■ **What you have to do**
Return the records word for word. Pictures do not belong in the copy.

-- Entries provided follows --

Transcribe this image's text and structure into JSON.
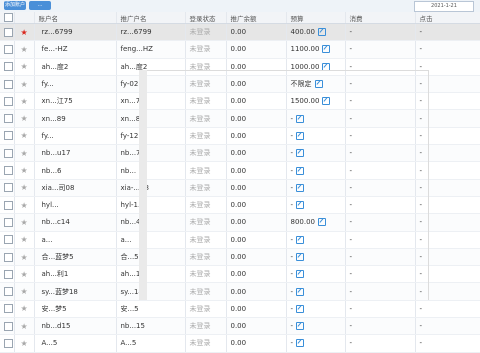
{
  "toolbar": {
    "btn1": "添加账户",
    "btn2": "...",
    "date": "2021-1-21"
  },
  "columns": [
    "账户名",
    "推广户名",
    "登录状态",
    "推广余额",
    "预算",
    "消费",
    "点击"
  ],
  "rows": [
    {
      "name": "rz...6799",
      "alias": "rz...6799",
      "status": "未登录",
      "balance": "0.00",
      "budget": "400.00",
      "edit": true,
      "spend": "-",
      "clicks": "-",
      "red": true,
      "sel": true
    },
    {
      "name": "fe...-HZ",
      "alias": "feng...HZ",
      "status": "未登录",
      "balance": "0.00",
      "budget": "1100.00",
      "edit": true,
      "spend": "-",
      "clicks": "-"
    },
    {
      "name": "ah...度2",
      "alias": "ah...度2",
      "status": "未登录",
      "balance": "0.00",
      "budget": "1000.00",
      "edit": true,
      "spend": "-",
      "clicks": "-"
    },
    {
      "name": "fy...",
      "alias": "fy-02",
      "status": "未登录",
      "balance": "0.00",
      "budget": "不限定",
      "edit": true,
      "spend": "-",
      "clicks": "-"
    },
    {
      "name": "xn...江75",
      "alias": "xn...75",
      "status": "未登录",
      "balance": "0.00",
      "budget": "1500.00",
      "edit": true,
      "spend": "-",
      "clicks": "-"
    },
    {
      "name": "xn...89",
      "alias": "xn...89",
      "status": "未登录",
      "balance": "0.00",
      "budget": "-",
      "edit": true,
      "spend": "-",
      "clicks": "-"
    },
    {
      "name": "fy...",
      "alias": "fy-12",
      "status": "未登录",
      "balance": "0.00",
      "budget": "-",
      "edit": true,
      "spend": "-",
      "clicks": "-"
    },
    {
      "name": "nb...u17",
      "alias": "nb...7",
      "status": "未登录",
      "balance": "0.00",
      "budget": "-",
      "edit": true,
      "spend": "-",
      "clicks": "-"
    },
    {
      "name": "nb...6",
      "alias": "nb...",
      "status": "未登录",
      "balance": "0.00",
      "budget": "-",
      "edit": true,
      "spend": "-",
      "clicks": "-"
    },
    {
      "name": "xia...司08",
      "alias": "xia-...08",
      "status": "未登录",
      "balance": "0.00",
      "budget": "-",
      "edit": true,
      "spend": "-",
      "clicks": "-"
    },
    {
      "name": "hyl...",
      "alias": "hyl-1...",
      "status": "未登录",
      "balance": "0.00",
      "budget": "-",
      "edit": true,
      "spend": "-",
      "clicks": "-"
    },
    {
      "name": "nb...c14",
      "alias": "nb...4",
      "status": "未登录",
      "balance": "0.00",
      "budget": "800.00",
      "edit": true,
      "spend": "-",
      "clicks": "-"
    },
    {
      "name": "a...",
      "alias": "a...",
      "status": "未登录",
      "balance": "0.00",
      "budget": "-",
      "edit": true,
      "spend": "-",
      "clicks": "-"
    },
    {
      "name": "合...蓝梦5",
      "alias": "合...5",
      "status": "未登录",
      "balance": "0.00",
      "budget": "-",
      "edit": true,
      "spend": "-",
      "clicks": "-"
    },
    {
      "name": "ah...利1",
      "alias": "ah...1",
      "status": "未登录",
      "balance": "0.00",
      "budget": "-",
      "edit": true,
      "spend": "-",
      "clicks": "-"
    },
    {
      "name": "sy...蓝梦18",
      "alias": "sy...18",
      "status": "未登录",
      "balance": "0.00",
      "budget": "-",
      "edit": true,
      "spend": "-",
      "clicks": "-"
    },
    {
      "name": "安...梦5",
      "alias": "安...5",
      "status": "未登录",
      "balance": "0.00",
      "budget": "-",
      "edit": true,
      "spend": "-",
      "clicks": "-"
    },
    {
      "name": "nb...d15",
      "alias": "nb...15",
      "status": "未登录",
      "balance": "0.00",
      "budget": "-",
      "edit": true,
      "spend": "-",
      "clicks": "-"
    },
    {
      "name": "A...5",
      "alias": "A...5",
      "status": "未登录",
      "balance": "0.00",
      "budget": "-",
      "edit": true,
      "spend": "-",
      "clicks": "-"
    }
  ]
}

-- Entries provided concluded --

■ **Task solution**
Transcribe this image's text and structure into JSON.
{
  "toolbar": {
    "btn1": "添加账户",
    "btn2": "...",
    "date": "2021-1-21"
  },
  "columns": [
    "账户名",
    "推广户名",
    "登录状态",
    "推广余额",
    "预算",
    "消费",
    "点击"
  ],
  "rows": [
    {
      "name": "rz...6799",
      "alias": "rz...6799",
      "status": "未登录",
      "balance": "0.00",
      "budget": "400.00",
      "edit": true,
      "spend": "-",
      "clicks": "-",
      "red": true,
      "sel": true
    },
    {
      "name": "fe...-HZ",
      "alias": "feng...HZ",
      "status": "未登录",
      "balance": "0.00",
      "budget": "1100.00",
      "edit": true,
      "spend": "-",
      "clicks": "-"
    },
    {
      "name": "ah...度2",
      "alias": "ah...度2",
      "status": "未登录",
      "balance": "0.00",
      "budget": "1000.00",
      "edit": true,
      "spend": "-",
      "clicks": "-"
    },
    {
      "name": "fy...",
      "alias": "fy-02",
      "status": "未登录",
      "balance": "0.00",
      "budget": "不限定",
      "edit": true,
      "spend": "-",
      "clicks": "-"
    },
    {
      "name": "xn...江75",
      "alias": "xn...75",
      "status": "未登录",
      "balance": "0.00",
      "budget": "1500.00",
      "edit": true,
      "spend": "-",
      "clicks": "-"
    },
    {
      "name": "xn...89",
      "alias": "xn...89",
      "status": "未登录",
      "balance": "0.00",
      "budget": "-",
      "edit": true,
      "spend": "-",
      "clicks": "-"
    },
    {
      "name": "fy...",
      "alias": "fy-12",
      "status": "未登录",
      "balance": "0.00",
      "budget": "-",
      "edit": true,
      "spend": "-",
      "clicks": "-"
    },
    {
      "name": "nb...u17",
      "alias": "nb...7",
      "status": "未登录",
      "balance": "0.00",
      "budget": "-",
      "edit": true,
      "spend": "-",
      "clicks": "-"
    },
    {
      "name": "nb...6",
      "alias": "nb...",
      "status": "未登录",
      "balance": "0.00",
      "budget": "-",
      "edit": true,
      "spend": "-",
      "clicks": "-"
    },
    {
      "name": "xia...司08",
      "alias": "xia-...08",
      "status": "未登录",
      "balance": "0.00",
      "budget": "-",
      "edit": true,
      "spend": "-",
      "clicks": "-"
    },
    {
      "name": "hyl...",
      "alias": "hyl-1...",
      "status": "未登录",
      "balance": "0.00",
      "budget": "-",
      "edit": true,
      "spend": "-",
      "clicks": "-"
    },
    {
      "name": "nb...c14",
      "alias": "nb...4",
      "status": "未登录",
      "balance": "0.00",
      "budget": "800.00",
      "edit": true,
      "spend": "-",
      "clicks": "-"
    },
    {
      "name": "a...",
      "alias": "a...",
      "status": "未登录",
      "balance": "0.00",
      "budget": "-",
      "edit": true,
      "spend": "-",
      "clicks": "-"
    },
    {
      "name": "合...蓝梦5",
      "alias": "合...5",
      "status": "未登录",
      "balance": "0.00",
      "budget": "-",
      "edit": true,
      "spend": "-",
      "clicks": "-"
    },
    {
      "name": "ah...利1",
      "alias": "ah...1",
      "status": "未登录",
      "balance": "0.00",
      "budget": "-",
      "edit": true,
      "spend": "-",
      "clicks": "-"
    },
    {
      "name": "sy...蓝梦18",
      "alias": "sy...18",
      "status": "未登录",
      "balance": "0.00",
      "budget": "-",
      "edit": true,
      "spend": "-",
      "clicks": "-"
    },
    {
      "name": "安...梦5",
      "alias": "安...5",
      "status": "未登录",
      "balance": "0.00",
      "budget": "-",
      "edit": true,
      "spend": "-",
      "clicks": "-"
    },
    {
      "name": "nb...d15",
      "alias": "nb...15",
      "status": "未登录",
      "balance": "0.00",
      "budget": "-",
      "edit": true,
      "spend": "-",
      "clicks": "-"
    },
    {
      "name": "A...5",
      "alias": "A...5",
      "status": "未登录",
      "balance": "0.00",
      "budget": "-",
      "edit": true,
      "spend": "-",
      "clicks": "-"
    }
  ]
}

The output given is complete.